Barnes Noble Education was involved in two large transactions. The purchase of the college wholesaler and retailer MBS Textbook Exchange complemented its traditional college store business, and the purchase of Student Brands, a direct-to-students subscription-based writing skills service, added a new element to BNE’s offerings.
RBMedia, formerly known as Recorded Books, was another company that made two acquisitions in the year. The first, of Audiobooks.com, added a new distribution outlet to RBMedia and was accompanied by the announcement of the name change. Its second purchase, of Gildan Media, brought the company 2,300 more audiobook titles.

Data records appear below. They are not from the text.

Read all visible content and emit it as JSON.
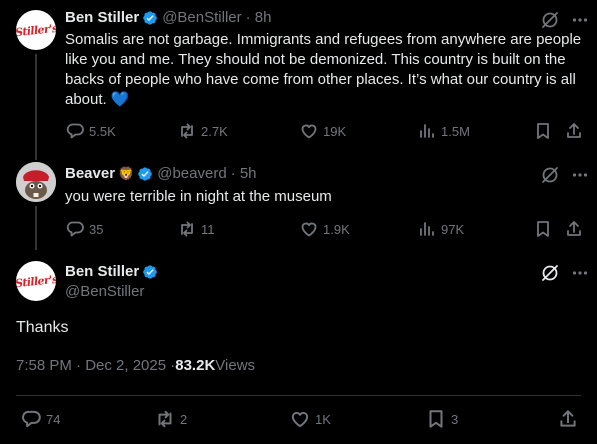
{
  "tweets": [
    {
      "name": "Ben Stiller",
      "handle": "@BenStiller",
      "time": "· 8h",
      "avatar_text": "Stiller's",
      "text": "Somalis are not garbage. Immigrants and refugees from anywhere are people like you and me. They should not be demonized. This country is built on the backs of people who have come from other places. It’s what our country is all about. 💙",
      "replies": "5.5K",
      "reposts": "2.7K",
      "likes": "19K",
      "views": "1.5M"
    },
    {
      "name": "Beaver",
      "badge_emoji": "🦁",
      "handle": "@beaverd",
      "time": "· 5h",
      "text": "you were terrible in night at the museum",
      "replies": "35",
      "reposts": "11",
      "likes": "1.9K",
      "views": "97K"
    }
  ],
  "main": {
    "name": "Ben Stiller",
    "handle": "@BenStiller",
    "avatar_text": "Stiller's",
    "text": "Thanks",
    "timestamp": "7:58 PM · Dec 2, 2025 · ",
    "views_count": "83.2K",
    "views_label": " Views",
    "replies": "74",
    "reposts": "2",
    "likes": "1K",
    "bookmarks": "3"
  },
  "colors": {
    "background": "#000000",
    "text": "#e7e9ea",
    "muted": "#71767b",
    "verified": "#1d9bf0",
    "divider": "#2f3336"
  }
}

A number of independent publishers were also involved in deals that added scale and, in some cases, diversified their businesses. Among the acquisitions that fell into this category was mind-body-spirit publisher Red Wheel/Weiser’s purchase of Career Press, which added hundreds of business books to Red Wheel’s list, as well as its New Page Books imprint. “This is a major acquisition for us, increasing our publishing program by nearly 50%,” said Michael Kerber, CEO of Red Wheel/Weiser, in a statement at the time of the deal.
In a similar vein, Fox Chapel’s purchase of the books division of Lumina Media involved 330 print titles and 440 e-books, for which Fox Chapel formed a new imprint, CompanionHouse Press.
Trade publishing’s big players were also involved in deal making in 2017. Penguin Random House made one of the year’s more unusual purchases, buying the literary-themed clothes company Out of Print, which creates, among other products, T-shirts featuring famous books. PRH also picked up the well-regarded Sasquatch Books, which had been one of its distribution clients. PRH’s parent company, Bertelsmann, increased its stake in PRH to 75%, with Pearson retaining a 25% share.
Another large media company got involved in the acquisition game: Hearst agreed to buy Rodale in a deal reported to be worth $225 million. The purchase, which is expected to be completed in early 2018, involves both Rodale’s book group and its larger magazine division. Another significant deal that could take place next year is the merger of La Martiniere Groupe, parent company of Abrams, with fellow French publisher Media-Participations. In September, the two said they were in discussions, with a deal likely to come in a few months.
This year’s acquisition activity could have been a bit more busy if buyers and sellers hadn’t disagreed about the value of companies that were up for sale, said David Lamb, partner at Book Advisors, a financial advisory firm for book publishers. “I think the main reason [more deals weren’t done] is divergence between seller and buyer price expectations—we’ve seen this gap on some decent-size deals” that prevented acquisitions from moving forward, Lamb noted.